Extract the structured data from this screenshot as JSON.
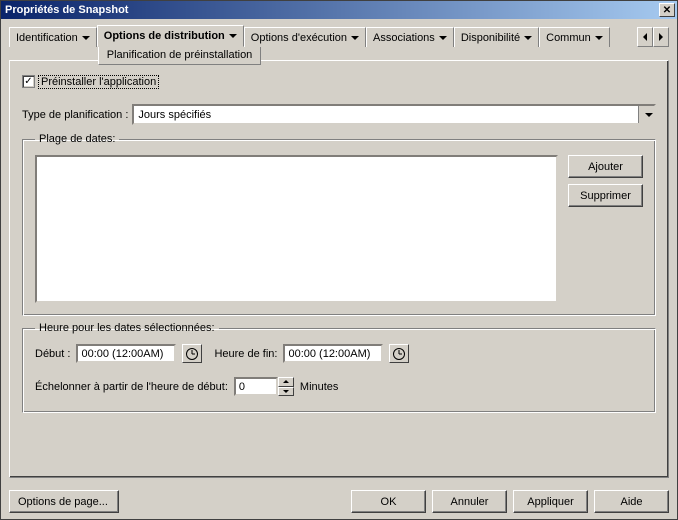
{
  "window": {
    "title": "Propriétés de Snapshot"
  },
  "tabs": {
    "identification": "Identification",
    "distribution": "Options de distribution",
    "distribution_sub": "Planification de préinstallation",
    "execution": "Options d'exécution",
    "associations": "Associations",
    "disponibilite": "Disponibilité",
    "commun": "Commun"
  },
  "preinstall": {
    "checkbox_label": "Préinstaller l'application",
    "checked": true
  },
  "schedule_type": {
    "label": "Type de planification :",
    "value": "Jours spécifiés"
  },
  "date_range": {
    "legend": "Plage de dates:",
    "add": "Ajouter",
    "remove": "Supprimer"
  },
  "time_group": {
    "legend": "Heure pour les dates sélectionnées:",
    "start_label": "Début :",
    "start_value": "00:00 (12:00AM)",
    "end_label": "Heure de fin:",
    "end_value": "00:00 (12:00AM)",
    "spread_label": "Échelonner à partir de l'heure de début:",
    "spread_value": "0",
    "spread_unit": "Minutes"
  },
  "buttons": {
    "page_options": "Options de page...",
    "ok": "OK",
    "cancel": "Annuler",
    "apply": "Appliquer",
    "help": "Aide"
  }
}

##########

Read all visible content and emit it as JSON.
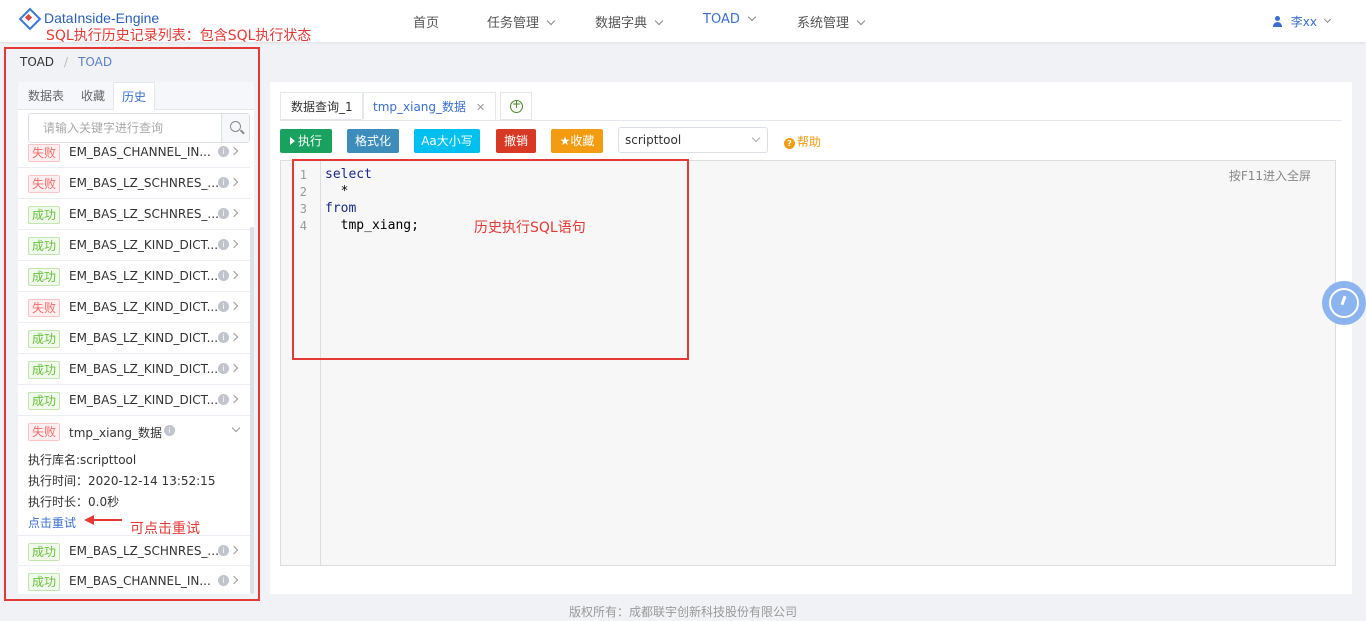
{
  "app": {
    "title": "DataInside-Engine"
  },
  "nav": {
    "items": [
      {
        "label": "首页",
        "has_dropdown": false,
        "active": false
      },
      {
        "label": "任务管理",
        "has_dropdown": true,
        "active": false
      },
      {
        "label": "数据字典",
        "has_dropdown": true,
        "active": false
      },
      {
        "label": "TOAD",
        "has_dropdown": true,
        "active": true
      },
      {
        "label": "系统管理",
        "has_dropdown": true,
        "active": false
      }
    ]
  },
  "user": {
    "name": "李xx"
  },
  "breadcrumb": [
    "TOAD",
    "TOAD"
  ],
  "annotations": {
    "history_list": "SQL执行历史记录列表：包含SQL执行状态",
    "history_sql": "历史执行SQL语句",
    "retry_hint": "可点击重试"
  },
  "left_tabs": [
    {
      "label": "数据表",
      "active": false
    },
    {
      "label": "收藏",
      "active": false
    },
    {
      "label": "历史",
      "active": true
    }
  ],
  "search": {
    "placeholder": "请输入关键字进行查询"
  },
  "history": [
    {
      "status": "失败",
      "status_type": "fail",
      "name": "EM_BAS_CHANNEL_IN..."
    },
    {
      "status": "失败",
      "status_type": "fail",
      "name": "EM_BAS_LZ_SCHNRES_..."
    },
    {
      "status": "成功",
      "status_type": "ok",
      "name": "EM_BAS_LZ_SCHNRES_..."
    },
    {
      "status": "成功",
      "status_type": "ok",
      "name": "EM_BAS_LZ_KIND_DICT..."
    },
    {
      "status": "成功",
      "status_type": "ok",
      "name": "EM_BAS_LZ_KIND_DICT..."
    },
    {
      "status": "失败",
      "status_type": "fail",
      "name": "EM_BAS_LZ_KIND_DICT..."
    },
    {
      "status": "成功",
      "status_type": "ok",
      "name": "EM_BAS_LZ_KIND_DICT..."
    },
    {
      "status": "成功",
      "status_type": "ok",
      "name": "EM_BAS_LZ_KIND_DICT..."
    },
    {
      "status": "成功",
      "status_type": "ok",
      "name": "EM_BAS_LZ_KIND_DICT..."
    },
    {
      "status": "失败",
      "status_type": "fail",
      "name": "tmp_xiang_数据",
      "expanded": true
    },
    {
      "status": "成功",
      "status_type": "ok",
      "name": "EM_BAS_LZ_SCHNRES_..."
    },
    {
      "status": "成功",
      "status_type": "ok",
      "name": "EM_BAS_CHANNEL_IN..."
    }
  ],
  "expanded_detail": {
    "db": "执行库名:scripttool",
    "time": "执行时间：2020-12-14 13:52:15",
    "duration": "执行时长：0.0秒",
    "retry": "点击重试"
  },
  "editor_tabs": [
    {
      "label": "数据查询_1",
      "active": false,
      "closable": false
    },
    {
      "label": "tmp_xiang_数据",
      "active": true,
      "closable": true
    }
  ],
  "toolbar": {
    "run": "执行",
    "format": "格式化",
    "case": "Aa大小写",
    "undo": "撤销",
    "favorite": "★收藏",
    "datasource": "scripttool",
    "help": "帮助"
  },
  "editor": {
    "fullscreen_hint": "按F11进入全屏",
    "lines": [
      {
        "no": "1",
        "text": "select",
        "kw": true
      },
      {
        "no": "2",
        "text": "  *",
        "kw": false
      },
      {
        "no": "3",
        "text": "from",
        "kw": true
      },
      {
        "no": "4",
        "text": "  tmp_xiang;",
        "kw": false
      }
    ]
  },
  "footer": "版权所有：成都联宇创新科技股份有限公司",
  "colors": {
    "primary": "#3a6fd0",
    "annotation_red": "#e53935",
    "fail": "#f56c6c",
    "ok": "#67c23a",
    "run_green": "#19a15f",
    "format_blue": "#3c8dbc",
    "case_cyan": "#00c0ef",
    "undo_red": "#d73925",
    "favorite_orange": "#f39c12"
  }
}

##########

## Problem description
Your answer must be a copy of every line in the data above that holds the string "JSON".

## Response area
Extract the structured data from this screenshot as JSON.
Read all visible content and emit it as JSON.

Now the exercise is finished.